Coffee is part of the national heritage of Ethiopia and a source of national pride. There are coffee shops seemingly on every street in the capital city of Addis Ababa. This fascination with coffee in Ethiopia goes back hundreds of years as Ethiopians lay claim to their country being the place of origin of coffee. Legend has it that an Abyssinian goad herder from Kaffa named Kaldi noticed his goat’s acted in an excited manner after grazing on a small shrub with bright red berries. Curiosity let him to try the berries himself and, like his goats, Kaldi also felt energized. From that humble beginning, coffee has become a favored drink around the world. In the United States alone, it has been estimated that the coffee industry in 2015 generated $225 billion in economic activity. Direct consumption of coffee has been estimated as having a value of $74.2 million (http://www.ncausa.org/industry-resources/economic-impact).
The coffee ceremony, a ritualized form of making and drinking coffee, has become highly ingrained in Ethiopia culture. People gather around the coffee pot and enjoy close times of friendship and it is also a way to show hospitality to anyone who visits in a home.The ceremony is typically performed by the woman of the household and is considered an honor to conduct. Raw coffee beans are roasted over charcoal, and ground in a wooden mortar and pestle. It is then brewed in boiling water in a pot called a jebena that is made of black pottery that has a long neck and a pouring spout.

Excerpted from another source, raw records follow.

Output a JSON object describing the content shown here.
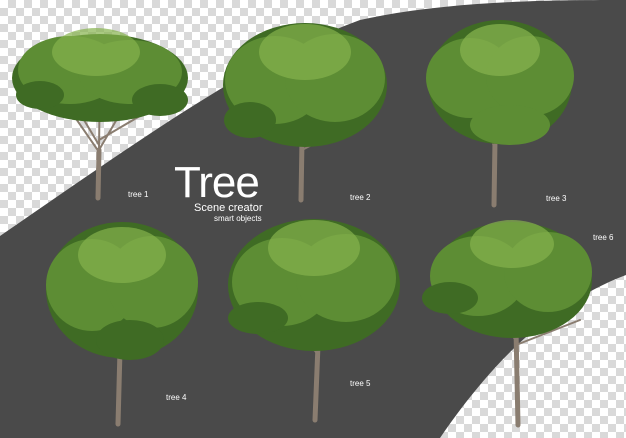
{
  "title": "Tree",
  "subtitle": "Scene creator",
  "tagline": "smart objects",
  "colors": {
    "band": "#4a4a4a",
    "checker": "#d9d9d9",
    "foliage_dark": "#3f6b24",
    "foliage_mid": "#5d8d34",
    "foliage_light": "#86b24d",
    "trunk": "#8a7d70"
  },
  "trees": [
    {
      "label": "tree 1"
    },
    {
      "label": "tree 2"
    },
    {
      "label": "tree 3"
    },
    {
      "label": "tree 4"
    },
    {
      "label": "tree 5"
    },
    {
      "label": "tree 6"
    }
  ]
}
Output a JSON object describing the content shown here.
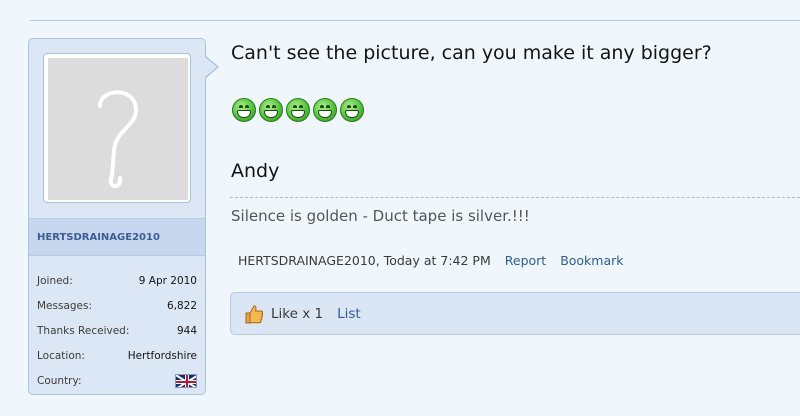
{
  "post": {
    "message": "Can't see the picture, can you make it any bigger?",
    "smilies": [
      "grin-icon",
      "grin-icon",
      "grin-icon",
      "grin-icon",
      "grin-icon"
    ],
    "signoff": "Andy",
    "signature": "Silence is golden - Duct tape is silver.!!!"
  },
  "user": {
    "name": "HERTSDRAINAGE2010",
    "avatar_glyph": "?",
    "joined_label": "Joined:",
    "joined_value": "9 Apr 2010",
    "messages_label": "Messages:",
    "messages_value": "6,822",
    "thanks_label": "Thanks Received:",
    "thanks_value": "944",
    "location_label": "Location:",
    "location_value": "Hertfordshire",
    "country_label": "Country:",
    "country_flag": "uk-flag-icon"
  },
  "meta": {
    "author": "HERTSDRAINAGE2010",
    "time": ", Today at 7:42 PM",
    "report": "Report",
    "bookmark": "Bookmark"
  },
  "likes": {
    "text": "Like x 1",
    "list": "List"
  },
  "colors": {
    "page_bg": "#f0f7fc",
    "sidebar_bg": "#dce7f5",
    "link": "#2b5c9e",
    "username": "#3a5d96"
  }
}
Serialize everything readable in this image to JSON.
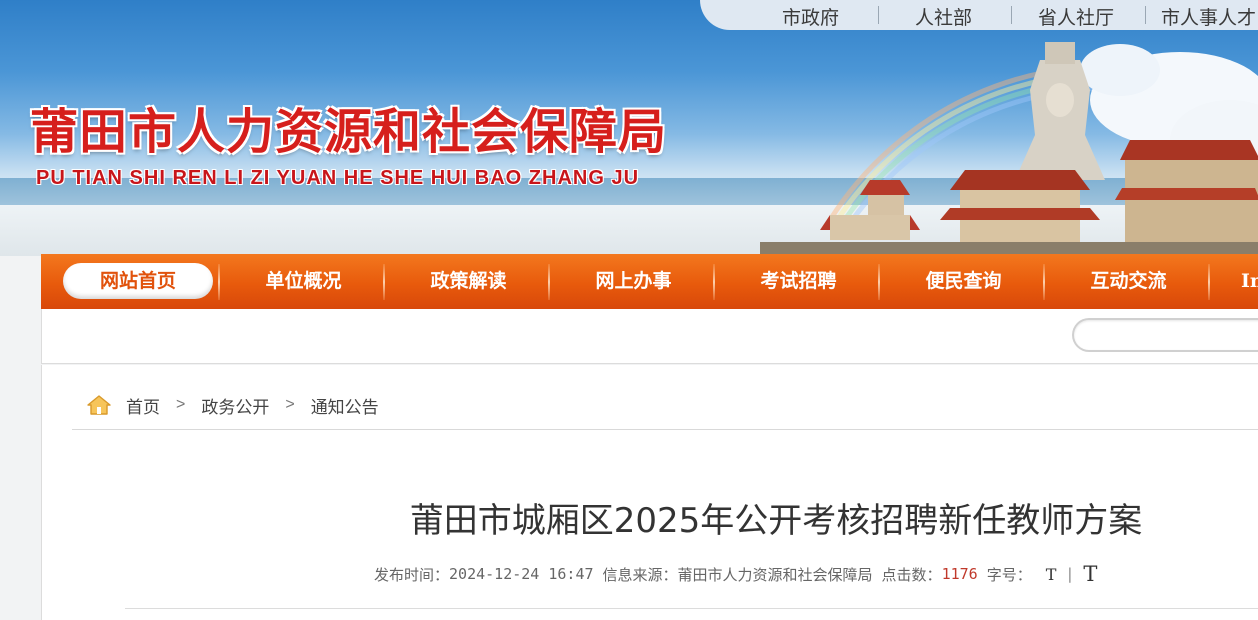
{
  "top_links": [
    "市政府",
    "人社部",
    "省人社厅",
    "市人事人才"
  ],
  "banner": {
    "name_cn": "莆田市人力资源和社会保障局",
    "name_pinyin": "PU TIAN SHI REN LI ZI YUAN HE SHE HUI BAO ZHANG JU"
  },
  "nav": {
    "active": "网站首页",
    "items": [
      "单位概况",
      "政策解读",
      "网上办事",
      "考试招聘",
      "便民查询",
      "互动交流",
      "In"
    ]
  },
  "search": {
    "value": "",
    "placeholder": ""
  },
  "breadcrumb": [
    "首页",
    "政务公开",
    "通知公告"
  ],
  "breadcrumb_separator": ">",
  "article": {
    "title": "莆田市城厢区2025年公开考核招聘新任教师方案",
    "publish_label": "发布时间：",
    "publish_time": "2024-12-24 16:47",
    "source_label": "信息来源：",
    "source": "莆田市人力资源和社会保障局",
    "clicks_label": "点击数：",
    "clicks": "1176",
    "font_label": "字号：",
    "font_small": "T",
    "font_divider": "|",
    "font_large": "T"
  },
  "icons": {
    "home": "home-icon"
  },
  "colors": {
    "nav": "#e85a0c",
    "logo": "#d61f1c",
    "count": "#c0392b"
  }
}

Emily Doyle has written a wonderful description of the coffee ceremony with much more detail than I have provided here (http://www.epicurean.com/articles/ethiopian-coffee-ceremony.html).
It could be said that a person has not really experienced Ethiopia until being exposed to a coffee ceremony. (Images courtesy of Dr. Bill Yost, Wooster, OH, USA)